Quick Fixes for Every Situation
A biker once described adventure as “if nothing goes wrong, then it’s not an adventure”. The truth is, this guy must’ve had plenty of miles and years under his riding belt because even the best-laid plans can go wrong in a split second. But given the reliable nature of modern bikes and riding gear, do we still need to prepare for these “adventures”?
Oh yes, we do.
Here are a few cheap tricks to take the stress off enjoying your ride.
Wipe Your Baby
This may sound un-macho for male motorcyclists but having a pack of wet wipes around is an essential part of motorcyling.
There you are, having parked your bike at a roadside café under the tree, only to return to having big white splotches with green bits for variety on the seat and bike. We’re talking about guano. And of course, there’s no source of high pressure water around. Surely you won't be wiping it with the sleeves of your Dainese suit, right?
Wet wipes. They're easy to keep handy and can give your riding gear (especially those made of leather) a wipe down of road grime and insect guts. You could also wipe a dirty windshield and headlights with them.
Threading on the News
You could always dry out your wet boots or shoes by leaving them under the fan at home, but what if you were riding far out?
Newspapers are absorbent and the easiest items to use to dry out your boots. Pick up the day’s newspaper then ball up the pages and stuff them into your boots, changing them after dinner or when you get up for a late night visit to the throne. The boots should be just damp by morning, if not fully dry. The hairdryer should dry them out further.
Stuffing newspapers into your boots could also be done when storing your boots for a long time, helping them to maintain their shape.
One heck of a way to revenge against the news trash that upsets you.
The mounts and locks for motorcycle luggage systems have already improved over their predecessors, but prudence says they should be secured further. You could unknowingly sideswipe traffic on the way to your holiday and find you’ve trailed your underwear for kilometres behind you.
Using inexpensive book straps you’d find in stationery stores would be good enough; or everyone’s favourite bungee cords; but the best are wide tie-down straps. Route the straps around each box, through their handle and tie off to the grabrail of the bike, to keep the boxes fully closed and thereby creating an extra anchor point.
Hate lugging your helmet all around the place when you’ve parked up?
Buy yourself a good bicycle lock, loop it around the helmet’s chinbar and a part of the bike where the chain can’t be slipped off. It’s not foolproof, but thieves look for easy targets. Works on full-faced helmets only.
Have a Tie Ready
Having a small pack of zip (cable) ties ready under the seat makes great sense.
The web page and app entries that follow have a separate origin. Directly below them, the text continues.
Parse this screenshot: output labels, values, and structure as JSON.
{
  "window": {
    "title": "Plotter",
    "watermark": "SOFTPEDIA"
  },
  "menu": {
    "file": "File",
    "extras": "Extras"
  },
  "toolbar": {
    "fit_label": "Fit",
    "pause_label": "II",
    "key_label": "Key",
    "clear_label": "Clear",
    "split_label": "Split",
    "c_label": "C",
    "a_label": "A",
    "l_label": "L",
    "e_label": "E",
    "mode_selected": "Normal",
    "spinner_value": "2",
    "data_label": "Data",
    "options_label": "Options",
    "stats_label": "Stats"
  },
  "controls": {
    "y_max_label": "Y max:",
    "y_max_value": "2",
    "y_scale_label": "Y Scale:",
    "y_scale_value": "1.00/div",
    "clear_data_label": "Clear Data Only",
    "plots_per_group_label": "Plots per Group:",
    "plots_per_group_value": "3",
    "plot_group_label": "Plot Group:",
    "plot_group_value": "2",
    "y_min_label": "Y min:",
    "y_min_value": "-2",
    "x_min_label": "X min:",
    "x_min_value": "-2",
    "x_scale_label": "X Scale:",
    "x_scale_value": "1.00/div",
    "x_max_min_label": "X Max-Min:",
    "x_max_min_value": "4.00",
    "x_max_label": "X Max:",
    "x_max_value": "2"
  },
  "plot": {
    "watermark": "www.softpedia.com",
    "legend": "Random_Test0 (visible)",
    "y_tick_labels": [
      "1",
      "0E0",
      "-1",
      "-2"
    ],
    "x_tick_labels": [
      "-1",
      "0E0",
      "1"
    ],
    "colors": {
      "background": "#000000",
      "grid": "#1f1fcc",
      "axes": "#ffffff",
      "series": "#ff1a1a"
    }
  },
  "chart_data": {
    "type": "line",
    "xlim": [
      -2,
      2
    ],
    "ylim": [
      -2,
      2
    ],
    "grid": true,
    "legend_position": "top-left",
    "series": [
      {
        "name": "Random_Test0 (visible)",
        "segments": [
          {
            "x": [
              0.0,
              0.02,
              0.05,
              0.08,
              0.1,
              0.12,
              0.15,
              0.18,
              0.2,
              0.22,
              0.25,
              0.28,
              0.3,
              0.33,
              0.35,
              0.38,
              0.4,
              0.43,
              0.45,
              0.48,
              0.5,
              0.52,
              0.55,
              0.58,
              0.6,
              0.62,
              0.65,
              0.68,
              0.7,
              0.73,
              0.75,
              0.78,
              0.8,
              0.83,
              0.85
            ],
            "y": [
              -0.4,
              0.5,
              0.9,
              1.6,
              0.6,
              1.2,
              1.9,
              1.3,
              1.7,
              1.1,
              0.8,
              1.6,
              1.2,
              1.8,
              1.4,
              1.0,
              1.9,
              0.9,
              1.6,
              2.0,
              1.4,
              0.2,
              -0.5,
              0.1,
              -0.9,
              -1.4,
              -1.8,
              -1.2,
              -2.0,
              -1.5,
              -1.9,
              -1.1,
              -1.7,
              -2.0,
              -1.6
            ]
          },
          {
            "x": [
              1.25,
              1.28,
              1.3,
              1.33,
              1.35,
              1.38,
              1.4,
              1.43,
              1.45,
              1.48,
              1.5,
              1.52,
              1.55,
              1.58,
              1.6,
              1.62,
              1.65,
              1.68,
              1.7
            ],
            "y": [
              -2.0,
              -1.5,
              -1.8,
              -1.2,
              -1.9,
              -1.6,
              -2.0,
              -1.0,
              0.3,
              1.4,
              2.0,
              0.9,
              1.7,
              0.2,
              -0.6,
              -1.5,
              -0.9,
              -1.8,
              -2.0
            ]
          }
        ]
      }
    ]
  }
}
You’ll never know if something falls off or comes lose during your ride. You could join the ties to make a bigger one, so having short ones should be of little concern.
Bag it Up
I've sampled many bikes in the market but almost none could stop water from being splashed up from the tyre underneath into the under seat compartment, which means there’s always dirt deposited when it dries up.
So, just drop the tool bag, cable ties or whatever you have into a sturdy plastic bag, waterproof bag or a ziplock bag and stow the whole shebang under the seat.
It should more be appropriately described as rain-proofing without a rainsuit.
Yeah, yeah, I know. There are those among us who shun rainsuits with the same intensity of despising Bieber. Riding with the jacket’s thermal layer in all the time is too hot, on the other hand. So how do you do it?
Fold a large black (or whichever colour you like) garbage bag and store it under your seat. Cut off the top and shoulders, poke your head and arms through, and finally, wear your jacket over it.
Having a garbage bag under the seat has an added bonus. It may serve to cover your soft luggage should you choose not to use it as a rainsuit.
There’s Always Time for Lubricants!
Keeping your chain lubed is a no-brainer and should be done every 400km or so. So keeping track isn’t so difficult, since most motorcycles with 15 to 20-litre fuel tanks return 200 to 300 kilometre ranges respectively.
A small can of chain lube can be stored under the seat on every trip.